    • Closing remarks 2 Those considered transformatonal failure have also failed in improving EFI. Oleh Havrylyshyn in Divergent Paths in Post- Communist Transformations (2006) classified the above as countries of either limited / reversed reforms or as gradual but delayed reforms. In both groups the likelihood of rent-seeking activities of new olygarchs was very high; in some cases it ended up in what he called "the state capture" by those olygarchs colluding with one another. 38
    • Closing remarks 3 The positive scenarios present in the EE14 were to a large extent (and may still continue to be) made possible and amplified by beneficial institutional changes caused by accession to the EU. What counts is not only "goodness" of some EU institutions but also their spread over a sufficiently large economic area. As Douglass North was stressing (1986) not only good, but common institutions decrease transactions costs, thus positively influencing economic growth of a given region. Those beneficial institutional changes have been reflected by increasing levels of EFI. 39
    • A final question In EE14 we have witnessed quite dramatic economic changes over the past 20+ years. They resulted in enormous increase in the standards of living within just one generation. The forces at work may be characterized as a push-pull process: an initial push toward a liberal free market-based economy and a subsequent pull toward the institutions of EU (read: WE) that generally mean higher levels of EFI (except for Area I). Can the Arab countries find and implement some similar ways to boost their EFI and economic prosperity? This remains to be seen, but examples of some Arab economies – like Oman, its economic policies and institutional changes – are encouraging. 40
    • THE END 41
    • 42
    • Emerging economies of ECE:economic freedom vs economic performance: Economic freedom has increased, but what about economic performance? In most of ECE there has been a dramatic change in economic prosperity: 25 years ago average monthly salary in Poland was below $20 now is well above $1000 Those post communist countries that are considered transformatonal failure have also failed in improving EFI 44

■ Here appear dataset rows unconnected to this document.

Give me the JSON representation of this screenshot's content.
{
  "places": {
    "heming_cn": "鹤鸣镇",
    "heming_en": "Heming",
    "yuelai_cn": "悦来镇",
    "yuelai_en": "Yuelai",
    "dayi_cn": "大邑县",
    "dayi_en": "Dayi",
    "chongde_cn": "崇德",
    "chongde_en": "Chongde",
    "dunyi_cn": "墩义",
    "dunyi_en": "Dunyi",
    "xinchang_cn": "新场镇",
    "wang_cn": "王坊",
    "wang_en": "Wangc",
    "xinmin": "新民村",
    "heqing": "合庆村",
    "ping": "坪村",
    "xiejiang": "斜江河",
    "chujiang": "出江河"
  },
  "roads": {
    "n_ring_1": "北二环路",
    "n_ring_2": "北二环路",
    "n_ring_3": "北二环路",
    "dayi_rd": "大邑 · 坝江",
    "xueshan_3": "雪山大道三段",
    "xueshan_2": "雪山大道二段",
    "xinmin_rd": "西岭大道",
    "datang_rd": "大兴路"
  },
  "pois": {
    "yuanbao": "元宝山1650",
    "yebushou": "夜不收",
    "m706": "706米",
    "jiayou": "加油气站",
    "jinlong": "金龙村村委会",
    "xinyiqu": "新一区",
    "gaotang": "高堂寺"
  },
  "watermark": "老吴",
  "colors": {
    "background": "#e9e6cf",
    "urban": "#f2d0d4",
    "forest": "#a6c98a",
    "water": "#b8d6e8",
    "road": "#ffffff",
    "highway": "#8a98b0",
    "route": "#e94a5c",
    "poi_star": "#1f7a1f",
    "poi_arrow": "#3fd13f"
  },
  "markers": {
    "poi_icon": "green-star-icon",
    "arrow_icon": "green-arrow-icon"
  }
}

    • Some examples of weak performers among post-communist economies (in terms of EFI) Ukraine is a notable negative exception Russia another one, although with some improvement in EFI over recent years Chinas EFI is improving >Russia! non-EU Balkan economies (5) are doing worse than EE14 (except for Montenegro & Macedonia) ex-Soviet republics from Asia are doing well ( 7.0) except non-measured Turkmenistan, Tadjikistan, Uzbekistan which are considered transformational fiascos (as is Belarus) 45
    • A threat of unfinished and reversed reforms Oleh Havrylyshyn in Divergent Paths in Post- Communist Transformations (2006) classified the above as countries of either limited / reversed reforms or as gradual but delayed reforms. In both groups the likelihood of rent-seeking activities of new olygarchs was very high; in some cases it ended up in what he called "the state capture" by those olygarchs colluding with one another (a menace to the Arab Spring?). 46